Wednesday, December 14, 2016

Behind the Books: Who’s Your Audience?

For me, writing is a fun adventure. A game to play. A puzzle to solve. A challenge to overcome.

But many students don’t feel the same way. According to them, research is boring. Making a writing plan is a waste of time. And revision is more than frustrating. It’s downright painful.

Why do young writers have a point of view that’s so completely different from mine? While there’s probably no single answer to this question, one thing that's missing for young writers is an authentic audience.

When I begin writing, I know exactly who my audience is. I’m excited to share information with them. And in many cases, they respond with their thoughts and ideas.

For this blog, my audience is you. I know you are reading because I see my Blogger stats. You respond on social media, and sometimes you leave comments or send email.

For my children’s books, the ultimate audience is kids, of course. But most of the time, they depend on gatekeepers to put the books in their hands. So the gatekeepers are my audience too.

I know people are reading my books because I see reviews in journals and online. Eventually, I see sales figures. Kids respond by sending me letters, by asking probing questions at school visits, and sometimes, by dragging their parents to book signings. Gatekeepers respond via social media and by inviting me to their schools and conferences.

These responses are different from the ones I get from my critique group and editors. Sure, they read my work too, but it’s their job to find fault with it. While I appreciate and depend on their feedback, it’s far less rewarding than the reactions I get from my true audience, my authentic audience.

Students often don’t have an authentic audience. Their teacher is like my editor. And if peer critiquing or buddy editing is part of their process, those classmates are like my critique group.

How can we give young writers the kind of experiences professional writers have when they write for and get responses from an authentic audience? Here are a couple of ideas:

1.    Share writing with younger students.  Encourage the younger students to respond with writing of their own or by drawing pictures or making an audio or video recording.

2.    Create a classblog and encourage students in other classes and/or parents to read the posts and leave meaty comments.
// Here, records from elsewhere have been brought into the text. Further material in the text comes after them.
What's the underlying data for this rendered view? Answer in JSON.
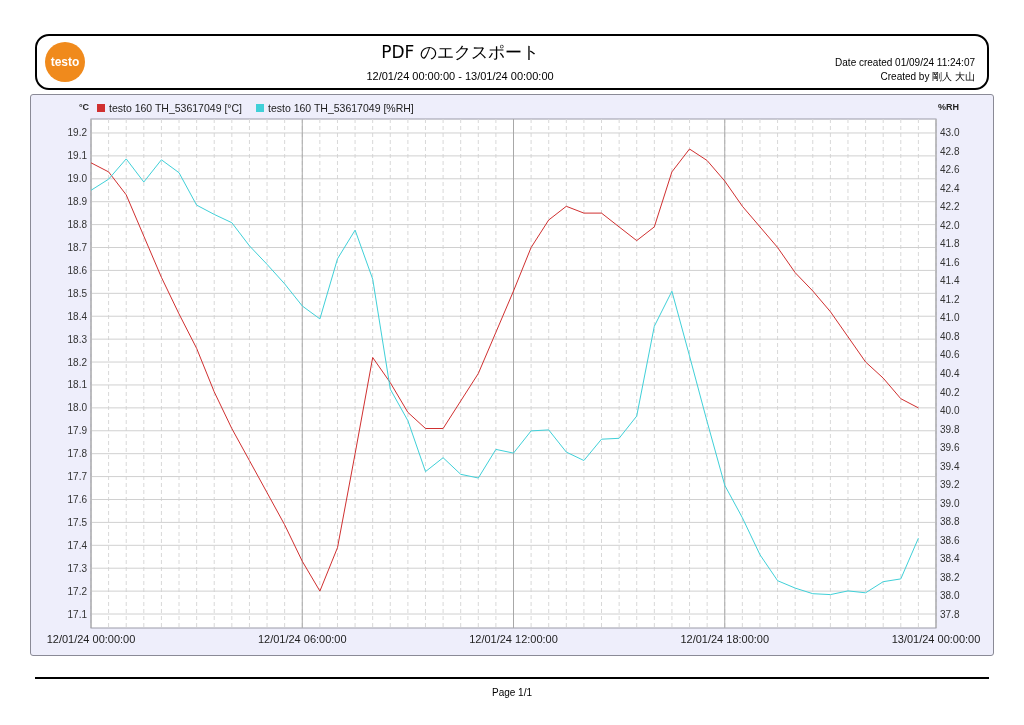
{
  "header": {
    "logo": "testo",
    "title": "PDF のエクスポート",
    "date_range": "12/01/24 00:00:00 - 13/01/24 00:00:00",
    "date_created": "Date created 01/09/24 11:24:07",
    "created_by": "Created by 剛人 大山"
  },
  "chart": {
    "chart_data": {
      "type": "line",
      "grid": true,
      "legend": "top",
      "ylabel": "°C",
      "y2label": "%RH",
      "ylim": [
        17.039,
        19.261
      ],
      "y2lim": [
        37.649,
        43.151
      ],
      "categories": [
        "12/01/24 00:00:00",
        null,
        null,
        null,
        null,
        null,
        null,
        null,
        null,
        null,
        null,
        null,
        "12/01/24 06:00:00",
        null,
        null,
        null,
        null,
        null,
        null,
        null,
        null,
        null,
        null,
        null,
        "12/01/24 12:00:00",
        null,
        null,
        null,
        null,
        null,
        null,
        null,
        null,
        null,
        null,
        null,
        "12/01/24 18:00:00",
        null,
        null,
        null,
        null,
        null,
        null,
        null,
        null,
        null,
        null,
        null,
        "13/01/24 00:00:00"
      ],
      "yticks": [
        17.1,
        17.2,
        17.3,
        17.4,
        17.5,
        17.6,
        17.7,
        17.8,
        17.9,
        {
          "value": 18,
          "label": "18.0"
        },
        18.1,
        18.2,
        18.3,
        18.4,
        18.5,
        18.6,
        18.7,
        18.8,
        18.9,
        {
          "value": 19,
          "label": "19.0"
        },
        19.1,
        19.2
      ],
      "y2ticks": [
        37.8,
        {
          "value": 38,
          "label": "38.0"
        },
        38.2,
        38.4,
        38.6,
        38.8,
        {
          "value": 39,
          "label": "39.0"
        },
        39.2,
        39.4,
        39.6,
        39.8,
        {
          "value": 40,
          "label": "40.0"
        },
        40.2,
        40.4,
        40.6,
        40.8,
        {
          "value": 41,
          "label": "41.0"
        },
        41.2,
        41.4,
        41.6,
        41.8,
        {
          "value": 42,
          "label": "42.0"
        },
        42.2,
        42.4,
        42.6,
        42.8,
        {
          "value": 43,
          "label": "43.0"
        }
      ],
      "series": [
        {
          "name": "testo 160 TH_53617049 [°C]",
          "color": "#d03030",
          "axis": "y",
          "values": [
            19.07,
            19.03,
            18.93,
            18.75,
            18.57,
            18.41,
            18.26,
            18.07,
            17.91,
            17.77,
            17.63,
            17.49,
            17.33,
            17.2,
            17.39,
            17.8,
            18.22,
            18.11,
            17.98,
            17.91,
            17.91,
            18.03,
            18.15,
            18.33,
            18.51,
            18.7,
            18.82,
            18.88,
            18.85,
            18.85,
            18.79,
            18.73,
            18.79,
            19.03,
            19.13,
            19.08,
            18.99,
            18.88,
            18.79,
            18.7,
            18.59,
            18.51,
            18.42,
            18.31,
            18.2,
            18.13,
            18.04,
            18.0,
            null
          ]
        },
        {
          "name": "testo 160 TH_53617049 [%RH]",
          "color": "#40d0d8",
          "axis": "y2",
          "values": [
            42.38,
            42.5,
            42.72,
            42.47,
            42.71,
            42.57,
            42.22,
            42.12,
            42.03,
            41.78,
            41.58,
            41.37,
            41.13,
            40.99,
            41.64,
            41.95,
            41.42,
            40.23,
            39.89,
            39.34,
            39.49,
            39.31,
            39.27,
            39.58,
            39.54,
            39.78,
            39.79,
            39.55,
            39.46,
            39.69,
            39.7,
            39.94,
            40.91,
            41.29,
            40.59,
            39.88,
            39.19,
            38.84,
            38.44,
            38.16,
            38.08,
            38.02,
            38.01,
            38.05,
            38.03,
            38.15,
            38.18,
            38.62,
            null
          ]
        }
      ]
    }
  },
  "footer": {
    "page": "Page 1/1"
  }
}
If you have other suggestions, please share them in the comments below. I know there are lots of ways we can make this happen for our students.

1 comment:

  1. Very interesting, Melissa. I never realized this gap for students, but it makes so much sense. I can see school-wide readings at lunch time, mini-competitions around different themes or genres with winners' work being shared school-wide, "compensated" contributions to school newsletters by students, etc., etc.